“Consider it all joy, my brethren, when you encounter various trials, knowing that the testing of your faith produces endurance.” (James 1,2)
This initial passage in James, “the testing of your faith produces endurance,” is too easily misunderstood as, “the testing of your endurance produces faith.” Then considering trials to be “all joy,” becomes a commandment—and should I succeed, a burdening pretense.
But there are two ways to understand James, the Bible—and this Christian walk. One is by my judgments through a given law. The other is by grace through faith. One will be slow and ever-burdening. The other, easy and light (Matt. 11:28-30). “All joy,” as James wrote.
The Pharisees moralized according to an ever-tightening version of the law and the patch-working of behavior as on an old garment. The church often does the same today but with her own sliding-scale version of the Law of Moses. As if to refill an old wine skin as well (Mark 2:22). But Jesus proposed something different. While pointing out hypocrisy and pretense in conforming to the law, he talked about the kingdom of heaven.
Unlike a set of do’s and don’ts, Christ pictures this kingdom as the wind drifting here to there (John 3:8). It’s sap running from a vine through the branches (John 15:5). Or streams of living water (John 7:38). “We have the mind of Christ,” (1 Cor. 2:15, 16) Paul therefore declares. This is wind and hydraulics surrounding and filling to overflow, not the enforcement of a first-aided law.
In response to misinterpretations of Gal. 6:2, a friend wrote “Jesus saves, commandments don’t.” (Go here for the article.) This principle works throughout. Salvation isn’t only the initial repentance and receiving, it’s the continued walk (Col. 2:6).
But, if I drop my laws and judgments of right and wrong before God, I’ll have abandoned everything near and dear to my heart. And without the handrails (and burdens) of commandments to steady me, my next step will necessarily be by faith in him.

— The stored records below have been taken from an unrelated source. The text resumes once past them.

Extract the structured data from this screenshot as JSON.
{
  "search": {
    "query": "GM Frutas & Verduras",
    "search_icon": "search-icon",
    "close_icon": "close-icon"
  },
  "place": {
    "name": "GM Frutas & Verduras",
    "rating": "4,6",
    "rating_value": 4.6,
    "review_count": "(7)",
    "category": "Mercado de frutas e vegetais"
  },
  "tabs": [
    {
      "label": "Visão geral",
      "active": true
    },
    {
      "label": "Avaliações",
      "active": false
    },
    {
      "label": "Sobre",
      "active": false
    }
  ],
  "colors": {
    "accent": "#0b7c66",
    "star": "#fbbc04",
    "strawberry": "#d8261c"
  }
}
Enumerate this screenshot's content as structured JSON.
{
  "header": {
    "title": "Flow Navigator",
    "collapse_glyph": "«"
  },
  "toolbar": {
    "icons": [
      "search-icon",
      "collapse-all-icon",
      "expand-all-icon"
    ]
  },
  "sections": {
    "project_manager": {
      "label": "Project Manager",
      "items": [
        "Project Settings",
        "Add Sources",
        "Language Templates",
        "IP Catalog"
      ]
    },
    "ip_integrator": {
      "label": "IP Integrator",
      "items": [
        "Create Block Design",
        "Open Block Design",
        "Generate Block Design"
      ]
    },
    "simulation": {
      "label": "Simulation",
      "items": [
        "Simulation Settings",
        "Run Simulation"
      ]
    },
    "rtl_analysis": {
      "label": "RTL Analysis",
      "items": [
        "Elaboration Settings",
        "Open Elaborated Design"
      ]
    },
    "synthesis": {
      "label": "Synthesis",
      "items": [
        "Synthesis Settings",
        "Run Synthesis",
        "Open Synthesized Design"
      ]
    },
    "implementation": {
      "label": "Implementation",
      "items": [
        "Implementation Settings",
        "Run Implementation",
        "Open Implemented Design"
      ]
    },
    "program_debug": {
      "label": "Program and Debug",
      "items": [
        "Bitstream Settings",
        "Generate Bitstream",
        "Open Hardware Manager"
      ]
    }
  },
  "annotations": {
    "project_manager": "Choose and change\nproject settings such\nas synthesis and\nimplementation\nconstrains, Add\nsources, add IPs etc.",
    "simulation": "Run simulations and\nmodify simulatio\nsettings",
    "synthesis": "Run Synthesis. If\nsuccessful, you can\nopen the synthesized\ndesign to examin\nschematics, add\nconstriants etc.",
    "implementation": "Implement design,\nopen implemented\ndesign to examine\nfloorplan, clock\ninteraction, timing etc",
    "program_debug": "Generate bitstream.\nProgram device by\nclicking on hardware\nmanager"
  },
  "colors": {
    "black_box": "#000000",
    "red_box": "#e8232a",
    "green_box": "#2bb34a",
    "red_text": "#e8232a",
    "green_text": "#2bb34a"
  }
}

That will make the two of us decidedly yoked.
Then continuing without the passions of my judgments, but by faith alone, the walk is also one of grace (which accepts without accusation or condemnation.). Grace through faith. (Eph. 2:6).
And enduring streams of living water.
So that James passage? Best not to read it too quickly. The difference between the understandings will determine how I react not only to the rest of the letter, but to all of the Bible, and to life itself.